Yes, my faith is very important to me. It’s what gives meaning to my life. One of the things I wanted to say about religion in the novel is that religion needs to be looked at the way Marcelo looks at it. He is interested in all religions. He is a Catholic who visits with a rabbi every week who names his dog after a Buddhist prayer. Marcelo has an innate sense of the universality of all religions.
I liked how the novel had a happy ending without being too pat and idealistic. Clearly Marcelo has many struggles ahead of him. Do you ever think about what his adult life might be like? Would you ever return to these characters in another novel?
I think Marcelo will be okay. I have a feeling he will find his own unique place in the real world where he can be who he is. I’m happy with how the book ended, but I do wonder sometimes about some of the struggles that await him.
Marcelo in the Real World is your third book. How long did it take to write? Was it more or less difficult than the earlier books?
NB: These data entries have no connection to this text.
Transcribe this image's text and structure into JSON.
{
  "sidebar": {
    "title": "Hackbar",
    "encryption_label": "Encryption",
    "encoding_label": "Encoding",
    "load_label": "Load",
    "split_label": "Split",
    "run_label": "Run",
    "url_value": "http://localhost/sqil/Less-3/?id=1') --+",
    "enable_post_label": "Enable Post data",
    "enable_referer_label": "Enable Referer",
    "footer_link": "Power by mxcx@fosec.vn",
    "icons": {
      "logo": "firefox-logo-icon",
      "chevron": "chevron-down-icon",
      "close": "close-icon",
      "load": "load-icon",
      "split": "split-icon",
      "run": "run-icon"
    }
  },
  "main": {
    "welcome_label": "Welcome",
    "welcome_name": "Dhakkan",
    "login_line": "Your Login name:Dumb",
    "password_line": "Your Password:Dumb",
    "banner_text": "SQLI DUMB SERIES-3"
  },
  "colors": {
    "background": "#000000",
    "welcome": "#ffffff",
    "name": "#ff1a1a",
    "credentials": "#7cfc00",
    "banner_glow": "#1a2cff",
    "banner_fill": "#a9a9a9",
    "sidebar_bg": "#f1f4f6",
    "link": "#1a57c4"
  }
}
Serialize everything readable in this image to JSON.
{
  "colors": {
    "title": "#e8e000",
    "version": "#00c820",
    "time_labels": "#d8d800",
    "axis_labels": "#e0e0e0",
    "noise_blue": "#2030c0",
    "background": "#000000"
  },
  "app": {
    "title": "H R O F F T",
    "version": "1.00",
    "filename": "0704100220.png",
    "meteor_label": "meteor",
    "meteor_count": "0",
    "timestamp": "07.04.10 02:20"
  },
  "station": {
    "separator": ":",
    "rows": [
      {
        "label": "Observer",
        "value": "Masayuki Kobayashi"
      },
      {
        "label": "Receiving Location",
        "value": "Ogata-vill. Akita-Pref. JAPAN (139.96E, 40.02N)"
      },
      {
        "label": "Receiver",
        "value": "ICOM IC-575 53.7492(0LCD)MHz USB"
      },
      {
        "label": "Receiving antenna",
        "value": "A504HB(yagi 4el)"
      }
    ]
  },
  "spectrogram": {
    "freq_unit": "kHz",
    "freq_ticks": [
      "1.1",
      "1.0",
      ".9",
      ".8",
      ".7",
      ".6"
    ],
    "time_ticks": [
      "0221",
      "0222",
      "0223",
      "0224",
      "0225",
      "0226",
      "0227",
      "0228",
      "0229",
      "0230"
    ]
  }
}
I think the whole process of writing and revising took about three years. There were many times when it seemed as if I were just taking dictation and other times when I struggled on a paragraph for days. It was harder to write than the earlier books because it was a more ambitious and challenging book.
You have a new novel coming out soon called The Last Summer of the Death Warriors. Can you tell me a little something about it?
The Last Summer of the Death Warriors is about two very different young men who are brought together by circumstances. Pancho Sanchez believes his sister has been murdered and is out to avenge his killer. He is brought to an orphanage in Las Cruces, New Mexico where he is given the job of assisting D.Q. (short for Daniel Quentin), a seventeen-year-old who has a rare form of brain cancer. D.Q. is highly intelligent and philosophical and is writing the Death Warrior’s Manifesto, a statement of how to live life with dignity and courage. Pancho and D.Q. travel to Albuquerque, where D.Q is to undergo experimental treatments, where Pancho hopes to finds his sister’s killer and where they both fall for the same girl. It’s a story about courage and faith and the transforming power of friendship.
Can you talk about your writing process? For example, how many days a week do you write? For how long? Do you outline your novels? And so on.
I have a day job as a lawyer. I work with a State Agency that finances developments for low-income housing. I try to write a page or an hour a day in the evening but sometimes my brain is all used up. I then wait until weekends to catch up a little. I try to write out a first draft without thinking too much about it and then I go back and revise.
What are some of your favorite books? Who are some of your favorite writers?
I like Flannery O’Connor and Annie Dillard. Don Quixote remains my favorite book. It was an inspiration for The Last Summer of the Death Warriors.
What are you working on now?
I’m working on a book written from the perspective of two young women. Wish me luck!